I assume that "both cases" means: both with personal AND store copy protected tapes.
And, if I understood right, it's absurd, since you didn't copy protect your tapes (unless you left some hidden or factory protection option ON, when you recorded them, which I doubt).
So, that would confirm you need to find how to deactivate the copy protection option (if any?), either on the TV set or the DVD, or both — as it might solve the whole problem.
(except that... we are still not sure the image you posted is copy protection garbling).
"Similarly, for VCR video out —> DVD video out —> TV (haven't tried this with usb device in place of TV - but I guess it should be the same)",
well, I would try that ALSO, of course. So, as soon as you find some time,
PLUS to test my (very few + unsure) other suggestions (previous msg.).
Yep, though I know nothing about electronic components and their values, I see clearly that one old "Harmann Kardon" audio cassette recorder I have, supposedly "professional" or quite... sends too strong a signal to the Line-IN (blue female minijack) of my PCs,
while my cheap cassette players don't! Lousy audio quality, but at least, they don't flood.
Or countless USB devices that drew more (altogether) than the max. allowed by Windows, especially between, 2000 and 2008...
One thing's sure: matching the (ideal or very) standard electrical input/output values between — or REQUIRED by — devices of all kinds, is not always respected. And some of them are built with a very narrow range of tolerance.
But there, I wouldn't know how to amplify? or reduce? your "OUT" VCR video signal... Or even if it's possible... Probably possible, but: without risking to burn or blow out something? No idea. Electronics forums, may be?
Last edited by bulgom; 27th Oct 2015 at 16:55.
Noise in the signal can sometimes have the same effect as Macrovision and CGMSA.
"VCR RF OUT —> TV RF IN or DVD RF IN —> video out —> usb device - no flickering in both cases, but affected by copy protection"
Oh, what I was really trying to say is.... no flickering in both home-made and store tape, but the store tape showed the copy protection signal (that black-white bar in the first image attached). ----> case A
The other case being flickering in both home-made and store tape, but in the store tape the copy protection signal is gone (it looks good except for the flickering) ---> case B (e.g. VCR -> usb device)
And the best case which I am trying to achieve, case C - no flickering, no copy protection signal (e.g. watching the video on TV: VCR-> TV IN)
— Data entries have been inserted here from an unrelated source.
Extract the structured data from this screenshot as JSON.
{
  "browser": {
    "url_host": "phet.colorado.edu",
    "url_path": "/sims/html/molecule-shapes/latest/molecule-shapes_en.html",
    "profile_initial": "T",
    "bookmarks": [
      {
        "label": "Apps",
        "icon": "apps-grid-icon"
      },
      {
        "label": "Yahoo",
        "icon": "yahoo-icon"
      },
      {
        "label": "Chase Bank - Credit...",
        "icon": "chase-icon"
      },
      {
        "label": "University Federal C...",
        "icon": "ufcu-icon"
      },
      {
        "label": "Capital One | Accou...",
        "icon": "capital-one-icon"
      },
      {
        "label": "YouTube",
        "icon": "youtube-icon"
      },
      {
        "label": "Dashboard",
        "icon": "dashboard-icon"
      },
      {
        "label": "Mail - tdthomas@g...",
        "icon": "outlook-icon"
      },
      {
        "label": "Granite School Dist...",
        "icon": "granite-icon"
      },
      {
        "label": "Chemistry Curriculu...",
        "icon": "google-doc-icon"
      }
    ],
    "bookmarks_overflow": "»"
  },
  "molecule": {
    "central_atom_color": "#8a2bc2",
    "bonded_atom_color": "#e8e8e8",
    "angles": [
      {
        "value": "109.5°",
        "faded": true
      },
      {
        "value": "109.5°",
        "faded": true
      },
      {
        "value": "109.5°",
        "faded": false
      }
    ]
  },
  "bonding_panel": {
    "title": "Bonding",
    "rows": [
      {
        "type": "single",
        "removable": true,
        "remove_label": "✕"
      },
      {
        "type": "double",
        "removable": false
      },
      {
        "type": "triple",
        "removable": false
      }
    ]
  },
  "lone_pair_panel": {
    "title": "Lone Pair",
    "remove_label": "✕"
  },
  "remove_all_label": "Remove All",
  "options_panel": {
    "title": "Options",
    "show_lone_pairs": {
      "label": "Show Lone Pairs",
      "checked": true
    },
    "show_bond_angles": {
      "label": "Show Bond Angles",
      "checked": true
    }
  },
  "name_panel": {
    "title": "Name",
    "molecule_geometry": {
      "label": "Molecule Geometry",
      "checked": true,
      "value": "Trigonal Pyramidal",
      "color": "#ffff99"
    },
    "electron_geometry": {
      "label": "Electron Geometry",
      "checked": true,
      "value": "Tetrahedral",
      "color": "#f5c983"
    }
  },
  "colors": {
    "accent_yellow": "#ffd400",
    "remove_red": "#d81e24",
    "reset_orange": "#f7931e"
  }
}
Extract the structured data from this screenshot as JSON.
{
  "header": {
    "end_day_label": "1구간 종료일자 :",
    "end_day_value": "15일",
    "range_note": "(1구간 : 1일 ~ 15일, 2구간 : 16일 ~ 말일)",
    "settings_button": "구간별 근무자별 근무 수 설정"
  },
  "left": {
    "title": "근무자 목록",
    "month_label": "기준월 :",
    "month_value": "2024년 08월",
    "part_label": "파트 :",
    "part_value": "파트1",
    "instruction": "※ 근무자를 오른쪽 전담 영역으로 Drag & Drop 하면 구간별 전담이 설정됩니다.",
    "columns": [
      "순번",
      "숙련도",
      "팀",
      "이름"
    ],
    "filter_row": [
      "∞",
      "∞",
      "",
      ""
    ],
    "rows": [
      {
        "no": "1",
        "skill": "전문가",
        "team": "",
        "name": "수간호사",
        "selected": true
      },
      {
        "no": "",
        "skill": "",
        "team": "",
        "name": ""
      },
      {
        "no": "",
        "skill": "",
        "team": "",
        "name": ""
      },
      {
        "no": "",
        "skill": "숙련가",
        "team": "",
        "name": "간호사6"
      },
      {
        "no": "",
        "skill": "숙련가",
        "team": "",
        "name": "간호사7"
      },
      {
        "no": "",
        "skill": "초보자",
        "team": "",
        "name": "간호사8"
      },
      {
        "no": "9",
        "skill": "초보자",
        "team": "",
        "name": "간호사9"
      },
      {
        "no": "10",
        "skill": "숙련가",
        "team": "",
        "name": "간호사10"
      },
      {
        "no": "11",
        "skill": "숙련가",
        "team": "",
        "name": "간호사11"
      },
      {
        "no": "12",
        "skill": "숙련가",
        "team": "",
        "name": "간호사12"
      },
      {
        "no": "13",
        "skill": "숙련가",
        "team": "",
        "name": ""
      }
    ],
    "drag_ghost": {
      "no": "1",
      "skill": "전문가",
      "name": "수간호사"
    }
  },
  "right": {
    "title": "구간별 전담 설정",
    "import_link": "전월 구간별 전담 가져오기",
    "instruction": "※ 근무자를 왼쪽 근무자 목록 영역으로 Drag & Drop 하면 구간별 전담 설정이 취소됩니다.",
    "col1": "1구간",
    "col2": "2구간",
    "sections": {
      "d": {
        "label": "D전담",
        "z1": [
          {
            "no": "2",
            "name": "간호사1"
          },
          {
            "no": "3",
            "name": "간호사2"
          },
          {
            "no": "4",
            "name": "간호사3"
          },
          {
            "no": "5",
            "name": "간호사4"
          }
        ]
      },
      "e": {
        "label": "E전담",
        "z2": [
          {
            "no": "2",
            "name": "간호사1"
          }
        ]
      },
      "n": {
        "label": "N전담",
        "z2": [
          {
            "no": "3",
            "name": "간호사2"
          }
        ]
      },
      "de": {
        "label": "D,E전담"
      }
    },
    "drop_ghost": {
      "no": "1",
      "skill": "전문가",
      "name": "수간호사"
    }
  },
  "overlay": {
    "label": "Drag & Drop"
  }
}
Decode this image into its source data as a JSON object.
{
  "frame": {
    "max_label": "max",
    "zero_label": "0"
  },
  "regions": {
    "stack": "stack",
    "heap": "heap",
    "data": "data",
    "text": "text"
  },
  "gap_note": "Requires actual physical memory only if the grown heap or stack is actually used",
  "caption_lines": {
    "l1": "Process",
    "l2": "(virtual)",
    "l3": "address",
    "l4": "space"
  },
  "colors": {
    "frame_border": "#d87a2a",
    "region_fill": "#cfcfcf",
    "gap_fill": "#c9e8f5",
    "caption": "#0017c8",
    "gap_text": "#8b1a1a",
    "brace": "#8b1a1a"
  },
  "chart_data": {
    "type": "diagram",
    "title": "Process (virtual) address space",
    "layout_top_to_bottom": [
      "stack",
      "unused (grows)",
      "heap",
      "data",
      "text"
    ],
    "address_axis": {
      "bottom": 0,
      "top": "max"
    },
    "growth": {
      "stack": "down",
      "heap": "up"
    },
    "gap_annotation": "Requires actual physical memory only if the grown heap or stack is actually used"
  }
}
So for all the various combinations that I have mentioned, the result is A, B or C.
I will try more and other tapes when I have the time.
Although I am tempted to just park a digital camera in front of my TV screen to record it !
Before trying what they call a "screener", at least, find time to test other personal tapes, may be recorded by somebody else (i.e. using other equipment).
It wouldn't solve your tapes problem, but may be, you could then blame it either on your tapes, either on your equipment (or equipment chain configuration).
Now, in your case, even a "screener" might yield better results than what you get so far. But probably with quite grainy or "somewhat" blurry a picture (+ cropped).
Why not (even) give that a try... — but first, I would:
— check, in depth, the settings (if enough available) on both the VCR and the TV set, seeking for a copy protection one, to deactivate;
— and, if nothing comes out of that, borrow another VCR.
From the top image you can see the white blocks in the vertical blanking interval (the black bar) that is macrovision (a copy protection used on a lot of VHS tapes). there used to be devices to remove it or some capture devices don't care and are not sensitive to it.